## Problem details
Find the lines below that contain the word "title" and count them. Only the number should be given.

## Extracted information
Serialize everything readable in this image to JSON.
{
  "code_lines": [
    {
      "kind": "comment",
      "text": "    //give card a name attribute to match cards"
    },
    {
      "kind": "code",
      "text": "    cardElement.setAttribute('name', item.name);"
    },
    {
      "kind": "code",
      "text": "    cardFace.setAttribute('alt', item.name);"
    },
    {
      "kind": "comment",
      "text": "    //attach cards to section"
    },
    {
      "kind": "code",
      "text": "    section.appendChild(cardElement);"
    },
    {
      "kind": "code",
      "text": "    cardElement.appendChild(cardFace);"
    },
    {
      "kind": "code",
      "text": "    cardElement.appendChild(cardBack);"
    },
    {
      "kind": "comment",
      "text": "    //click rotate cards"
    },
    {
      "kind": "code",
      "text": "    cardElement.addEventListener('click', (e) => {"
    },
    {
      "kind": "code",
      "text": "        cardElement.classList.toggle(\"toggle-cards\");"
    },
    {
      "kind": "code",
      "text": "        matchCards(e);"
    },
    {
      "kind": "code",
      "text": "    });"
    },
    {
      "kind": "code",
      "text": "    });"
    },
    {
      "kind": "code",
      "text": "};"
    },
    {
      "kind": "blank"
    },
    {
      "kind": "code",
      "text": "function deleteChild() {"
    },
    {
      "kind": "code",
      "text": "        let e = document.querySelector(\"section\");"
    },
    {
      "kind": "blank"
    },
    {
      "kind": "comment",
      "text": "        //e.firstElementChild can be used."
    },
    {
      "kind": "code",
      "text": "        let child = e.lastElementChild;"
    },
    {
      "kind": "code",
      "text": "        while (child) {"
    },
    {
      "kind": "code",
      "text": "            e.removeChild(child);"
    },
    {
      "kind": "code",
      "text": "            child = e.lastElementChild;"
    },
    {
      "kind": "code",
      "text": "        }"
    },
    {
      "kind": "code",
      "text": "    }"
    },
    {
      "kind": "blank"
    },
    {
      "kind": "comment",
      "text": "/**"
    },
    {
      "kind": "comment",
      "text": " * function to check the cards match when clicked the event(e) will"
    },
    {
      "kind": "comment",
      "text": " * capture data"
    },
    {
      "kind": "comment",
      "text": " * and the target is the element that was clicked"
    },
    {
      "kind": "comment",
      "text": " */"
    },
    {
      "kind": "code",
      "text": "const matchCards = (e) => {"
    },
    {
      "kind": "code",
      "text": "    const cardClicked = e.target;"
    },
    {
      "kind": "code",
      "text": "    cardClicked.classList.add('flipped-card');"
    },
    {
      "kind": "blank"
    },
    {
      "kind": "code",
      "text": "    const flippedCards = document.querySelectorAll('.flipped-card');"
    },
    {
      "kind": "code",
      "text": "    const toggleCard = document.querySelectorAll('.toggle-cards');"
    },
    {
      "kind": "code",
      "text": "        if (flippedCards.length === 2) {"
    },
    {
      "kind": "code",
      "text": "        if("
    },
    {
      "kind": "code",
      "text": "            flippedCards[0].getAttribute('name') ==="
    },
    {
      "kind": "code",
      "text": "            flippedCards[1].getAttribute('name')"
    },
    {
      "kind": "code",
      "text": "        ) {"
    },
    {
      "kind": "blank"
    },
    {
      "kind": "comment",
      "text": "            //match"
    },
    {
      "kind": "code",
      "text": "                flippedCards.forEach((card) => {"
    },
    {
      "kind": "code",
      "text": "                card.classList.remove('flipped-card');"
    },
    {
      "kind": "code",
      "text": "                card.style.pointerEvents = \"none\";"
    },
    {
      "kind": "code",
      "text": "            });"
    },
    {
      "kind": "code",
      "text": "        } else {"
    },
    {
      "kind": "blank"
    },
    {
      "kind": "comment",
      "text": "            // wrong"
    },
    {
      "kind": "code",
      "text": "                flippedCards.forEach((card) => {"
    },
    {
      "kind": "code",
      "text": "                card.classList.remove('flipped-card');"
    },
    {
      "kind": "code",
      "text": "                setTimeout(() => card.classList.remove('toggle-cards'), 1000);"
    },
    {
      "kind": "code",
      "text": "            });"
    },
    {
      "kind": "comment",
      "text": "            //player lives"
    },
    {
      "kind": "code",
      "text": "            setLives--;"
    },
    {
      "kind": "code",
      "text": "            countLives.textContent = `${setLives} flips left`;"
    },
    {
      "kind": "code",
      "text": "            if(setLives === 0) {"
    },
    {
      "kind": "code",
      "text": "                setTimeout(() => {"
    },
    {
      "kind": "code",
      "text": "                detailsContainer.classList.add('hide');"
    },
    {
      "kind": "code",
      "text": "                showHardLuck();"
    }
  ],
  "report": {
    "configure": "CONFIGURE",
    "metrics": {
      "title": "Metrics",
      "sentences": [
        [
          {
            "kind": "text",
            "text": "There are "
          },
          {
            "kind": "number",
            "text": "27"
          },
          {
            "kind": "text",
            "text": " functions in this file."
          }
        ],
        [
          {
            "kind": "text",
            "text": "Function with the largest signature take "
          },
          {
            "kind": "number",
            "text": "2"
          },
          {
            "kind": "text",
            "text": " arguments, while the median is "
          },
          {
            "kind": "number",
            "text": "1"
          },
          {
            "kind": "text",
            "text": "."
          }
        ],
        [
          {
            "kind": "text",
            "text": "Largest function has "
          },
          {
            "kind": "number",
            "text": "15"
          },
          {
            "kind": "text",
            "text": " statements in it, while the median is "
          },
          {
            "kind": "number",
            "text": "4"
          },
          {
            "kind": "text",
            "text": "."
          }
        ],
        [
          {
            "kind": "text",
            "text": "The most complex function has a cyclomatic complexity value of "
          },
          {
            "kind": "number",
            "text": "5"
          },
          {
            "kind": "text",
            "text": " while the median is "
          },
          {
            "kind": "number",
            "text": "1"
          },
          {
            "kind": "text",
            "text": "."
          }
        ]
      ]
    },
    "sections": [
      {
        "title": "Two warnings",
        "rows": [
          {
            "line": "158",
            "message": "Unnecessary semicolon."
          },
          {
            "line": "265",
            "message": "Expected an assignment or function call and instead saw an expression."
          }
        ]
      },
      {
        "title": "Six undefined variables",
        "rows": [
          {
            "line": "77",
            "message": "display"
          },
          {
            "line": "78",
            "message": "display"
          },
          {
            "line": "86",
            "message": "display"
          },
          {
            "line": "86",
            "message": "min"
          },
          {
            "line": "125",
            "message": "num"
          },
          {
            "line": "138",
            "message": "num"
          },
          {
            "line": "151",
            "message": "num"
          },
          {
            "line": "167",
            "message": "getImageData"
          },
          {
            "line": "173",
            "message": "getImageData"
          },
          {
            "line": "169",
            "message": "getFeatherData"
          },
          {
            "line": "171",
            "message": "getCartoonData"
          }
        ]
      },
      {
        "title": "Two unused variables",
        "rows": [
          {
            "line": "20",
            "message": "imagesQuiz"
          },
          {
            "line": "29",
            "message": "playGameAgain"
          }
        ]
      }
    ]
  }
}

## Response to this task
4